● **WHAT YOU HAVE TO DO**
Keep only the lines of the data below that contain "text", and copy them.

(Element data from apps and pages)
--*--

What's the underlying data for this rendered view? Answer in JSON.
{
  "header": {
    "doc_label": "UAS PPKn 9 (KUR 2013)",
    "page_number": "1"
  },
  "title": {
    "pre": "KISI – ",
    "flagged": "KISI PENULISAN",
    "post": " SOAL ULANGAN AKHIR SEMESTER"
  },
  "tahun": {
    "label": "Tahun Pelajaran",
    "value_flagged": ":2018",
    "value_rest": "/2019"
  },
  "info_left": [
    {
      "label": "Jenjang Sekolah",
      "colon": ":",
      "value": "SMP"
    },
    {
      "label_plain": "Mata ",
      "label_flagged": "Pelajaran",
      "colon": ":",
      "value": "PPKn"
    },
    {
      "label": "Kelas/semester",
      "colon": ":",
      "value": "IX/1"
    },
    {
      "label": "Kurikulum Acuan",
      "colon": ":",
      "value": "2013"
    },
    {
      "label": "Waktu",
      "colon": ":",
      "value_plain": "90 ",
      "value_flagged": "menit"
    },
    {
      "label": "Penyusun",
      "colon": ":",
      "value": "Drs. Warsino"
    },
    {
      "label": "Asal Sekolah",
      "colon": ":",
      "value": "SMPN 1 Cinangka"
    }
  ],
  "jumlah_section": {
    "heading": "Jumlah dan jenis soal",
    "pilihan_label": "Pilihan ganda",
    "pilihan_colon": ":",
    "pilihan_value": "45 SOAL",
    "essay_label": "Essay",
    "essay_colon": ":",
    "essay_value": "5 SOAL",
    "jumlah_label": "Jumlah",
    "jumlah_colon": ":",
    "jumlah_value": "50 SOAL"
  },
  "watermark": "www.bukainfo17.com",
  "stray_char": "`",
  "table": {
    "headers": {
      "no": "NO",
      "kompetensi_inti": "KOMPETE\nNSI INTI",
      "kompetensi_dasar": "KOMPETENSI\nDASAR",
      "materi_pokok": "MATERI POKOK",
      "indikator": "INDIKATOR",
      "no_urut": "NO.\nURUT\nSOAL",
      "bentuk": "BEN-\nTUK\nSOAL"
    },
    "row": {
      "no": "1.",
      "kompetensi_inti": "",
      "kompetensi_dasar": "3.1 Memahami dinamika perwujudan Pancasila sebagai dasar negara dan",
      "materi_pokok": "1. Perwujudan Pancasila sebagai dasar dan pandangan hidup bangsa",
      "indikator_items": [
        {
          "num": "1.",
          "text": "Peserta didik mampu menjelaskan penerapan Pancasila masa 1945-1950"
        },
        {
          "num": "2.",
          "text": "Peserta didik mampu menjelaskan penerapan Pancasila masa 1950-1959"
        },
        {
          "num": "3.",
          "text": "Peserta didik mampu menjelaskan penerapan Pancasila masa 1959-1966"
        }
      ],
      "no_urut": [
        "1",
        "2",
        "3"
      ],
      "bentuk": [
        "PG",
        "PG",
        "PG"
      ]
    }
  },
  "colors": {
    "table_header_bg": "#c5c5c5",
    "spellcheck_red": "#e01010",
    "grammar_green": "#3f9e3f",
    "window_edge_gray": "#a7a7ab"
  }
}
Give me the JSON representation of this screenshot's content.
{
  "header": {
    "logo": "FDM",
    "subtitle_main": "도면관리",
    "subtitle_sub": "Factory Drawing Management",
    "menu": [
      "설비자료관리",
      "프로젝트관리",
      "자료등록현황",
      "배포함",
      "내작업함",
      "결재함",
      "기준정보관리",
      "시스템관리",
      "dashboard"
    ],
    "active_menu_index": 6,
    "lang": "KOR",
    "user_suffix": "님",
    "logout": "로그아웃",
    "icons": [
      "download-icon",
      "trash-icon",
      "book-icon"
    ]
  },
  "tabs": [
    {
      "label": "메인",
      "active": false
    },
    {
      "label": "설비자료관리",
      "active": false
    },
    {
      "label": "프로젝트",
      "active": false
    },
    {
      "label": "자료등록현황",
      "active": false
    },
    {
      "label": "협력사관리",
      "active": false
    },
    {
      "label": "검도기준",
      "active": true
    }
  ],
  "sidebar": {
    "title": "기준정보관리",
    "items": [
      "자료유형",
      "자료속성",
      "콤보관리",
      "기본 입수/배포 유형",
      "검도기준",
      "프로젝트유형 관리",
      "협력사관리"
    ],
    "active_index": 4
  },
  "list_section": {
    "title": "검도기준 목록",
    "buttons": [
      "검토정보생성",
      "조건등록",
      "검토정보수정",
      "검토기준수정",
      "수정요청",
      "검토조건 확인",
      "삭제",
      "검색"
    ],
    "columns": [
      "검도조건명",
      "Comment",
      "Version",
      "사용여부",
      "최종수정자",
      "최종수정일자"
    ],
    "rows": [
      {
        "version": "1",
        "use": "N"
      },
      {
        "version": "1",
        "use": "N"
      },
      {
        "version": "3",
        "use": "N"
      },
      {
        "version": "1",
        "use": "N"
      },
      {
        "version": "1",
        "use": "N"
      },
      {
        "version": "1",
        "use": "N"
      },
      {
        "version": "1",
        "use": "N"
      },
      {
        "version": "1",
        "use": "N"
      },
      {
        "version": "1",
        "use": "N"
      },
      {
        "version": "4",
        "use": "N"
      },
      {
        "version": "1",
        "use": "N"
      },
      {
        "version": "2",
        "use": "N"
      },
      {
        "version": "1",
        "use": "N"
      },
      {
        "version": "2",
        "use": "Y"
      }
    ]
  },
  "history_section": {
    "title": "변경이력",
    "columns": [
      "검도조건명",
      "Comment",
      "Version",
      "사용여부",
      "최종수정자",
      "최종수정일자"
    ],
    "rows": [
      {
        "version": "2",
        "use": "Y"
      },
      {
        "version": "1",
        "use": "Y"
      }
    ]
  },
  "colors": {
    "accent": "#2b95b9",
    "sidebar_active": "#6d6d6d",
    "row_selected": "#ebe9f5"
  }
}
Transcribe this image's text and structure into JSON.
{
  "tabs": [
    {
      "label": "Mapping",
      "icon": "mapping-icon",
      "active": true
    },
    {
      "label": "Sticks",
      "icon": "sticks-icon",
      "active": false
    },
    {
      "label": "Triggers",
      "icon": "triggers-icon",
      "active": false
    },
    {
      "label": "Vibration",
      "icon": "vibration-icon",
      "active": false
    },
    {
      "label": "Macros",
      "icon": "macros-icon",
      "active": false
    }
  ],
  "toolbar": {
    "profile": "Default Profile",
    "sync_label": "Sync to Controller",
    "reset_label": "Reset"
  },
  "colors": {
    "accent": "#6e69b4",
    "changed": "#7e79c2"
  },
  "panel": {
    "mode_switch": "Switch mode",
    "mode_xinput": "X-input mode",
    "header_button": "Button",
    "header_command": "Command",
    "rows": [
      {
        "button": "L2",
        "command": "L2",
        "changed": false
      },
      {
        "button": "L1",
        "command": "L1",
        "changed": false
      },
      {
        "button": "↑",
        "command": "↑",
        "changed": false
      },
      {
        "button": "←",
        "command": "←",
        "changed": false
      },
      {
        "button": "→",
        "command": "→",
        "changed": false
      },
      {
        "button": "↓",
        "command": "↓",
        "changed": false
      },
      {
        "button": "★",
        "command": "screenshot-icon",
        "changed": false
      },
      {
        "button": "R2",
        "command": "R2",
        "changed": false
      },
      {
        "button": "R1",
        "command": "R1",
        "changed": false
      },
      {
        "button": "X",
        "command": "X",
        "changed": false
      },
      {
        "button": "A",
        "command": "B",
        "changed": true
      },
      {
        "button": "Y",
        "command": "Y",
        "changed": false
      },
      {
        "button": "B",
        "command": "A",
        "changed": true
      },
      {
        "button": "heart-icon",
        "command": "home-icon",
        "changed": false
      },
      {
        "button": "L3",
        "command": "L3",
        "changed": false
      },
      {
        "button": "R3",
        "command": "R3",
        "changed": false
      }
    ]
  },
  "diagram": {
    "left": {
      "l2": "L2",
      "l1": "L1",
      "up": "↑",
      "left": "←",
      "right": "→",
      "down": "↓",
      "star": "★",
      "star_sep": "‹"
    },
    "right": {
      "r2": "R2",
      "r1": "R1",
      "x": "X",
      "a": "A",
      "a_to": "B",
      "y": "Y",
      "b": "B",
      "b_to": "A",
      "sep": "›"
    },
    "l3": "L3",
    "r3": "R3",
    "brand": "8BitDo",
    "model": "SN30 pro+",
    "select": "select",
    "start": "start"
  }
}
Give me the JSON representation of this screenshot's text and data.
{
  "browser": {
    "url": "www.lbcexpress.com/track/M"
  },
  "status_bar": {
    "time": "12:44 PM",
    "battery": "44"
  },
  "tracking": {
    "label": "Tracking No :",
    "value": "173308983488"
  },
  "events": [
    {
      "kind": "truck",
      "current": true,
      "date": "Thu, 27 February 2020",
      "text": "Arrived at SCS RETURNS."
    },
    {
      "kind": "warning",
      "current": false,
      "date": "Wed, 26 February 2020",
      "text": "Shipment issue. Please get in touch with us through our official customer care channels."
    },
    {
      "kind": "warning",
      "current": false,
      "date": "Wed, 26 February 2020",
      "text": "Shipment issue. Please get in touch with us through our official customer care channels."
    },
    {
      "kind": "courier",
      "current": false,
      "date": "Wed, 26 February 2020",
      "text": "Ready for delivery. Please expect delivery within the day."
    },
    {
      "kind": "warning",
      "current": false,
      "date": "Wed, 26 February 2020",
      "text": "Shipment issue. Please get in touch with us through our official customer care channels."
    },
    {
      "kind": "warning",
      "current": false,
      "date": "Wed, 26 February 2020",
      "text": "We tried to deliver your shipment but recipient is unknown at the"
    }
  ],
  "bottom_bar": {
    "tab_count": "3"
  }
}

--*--

● **PROBLEM SOLUTION**
          "text": "Peserta didik mampu menjelaskan penerapan Pancasila masa 1945-1950"
          "text": "Peserta didik mampu menjelaskan penerapan Pancasila masa 1950-1959"
          "text": "Peserta didik mampu menjelaskan penerapan Pancasila masa 1959-1966"
Transcribe this image's text and structure into JSON.
Give me the JSON representation of this screenshot's text and data.
      "text": "Arrived at SCS RETURNS."
      "text": "Shipment issue. Please get in touch with us through our official customer care channels."
      "text": "Shipment issue. Please get in touch with us through our official customer care channels."
      "text": "Ready for delivery. Please expect delivery within the day."
      "text": "Shipment issue. Please get in touch with us through our official customer care channels."
      "text": "We tried to deliver your shipment but recipient is unknown at the"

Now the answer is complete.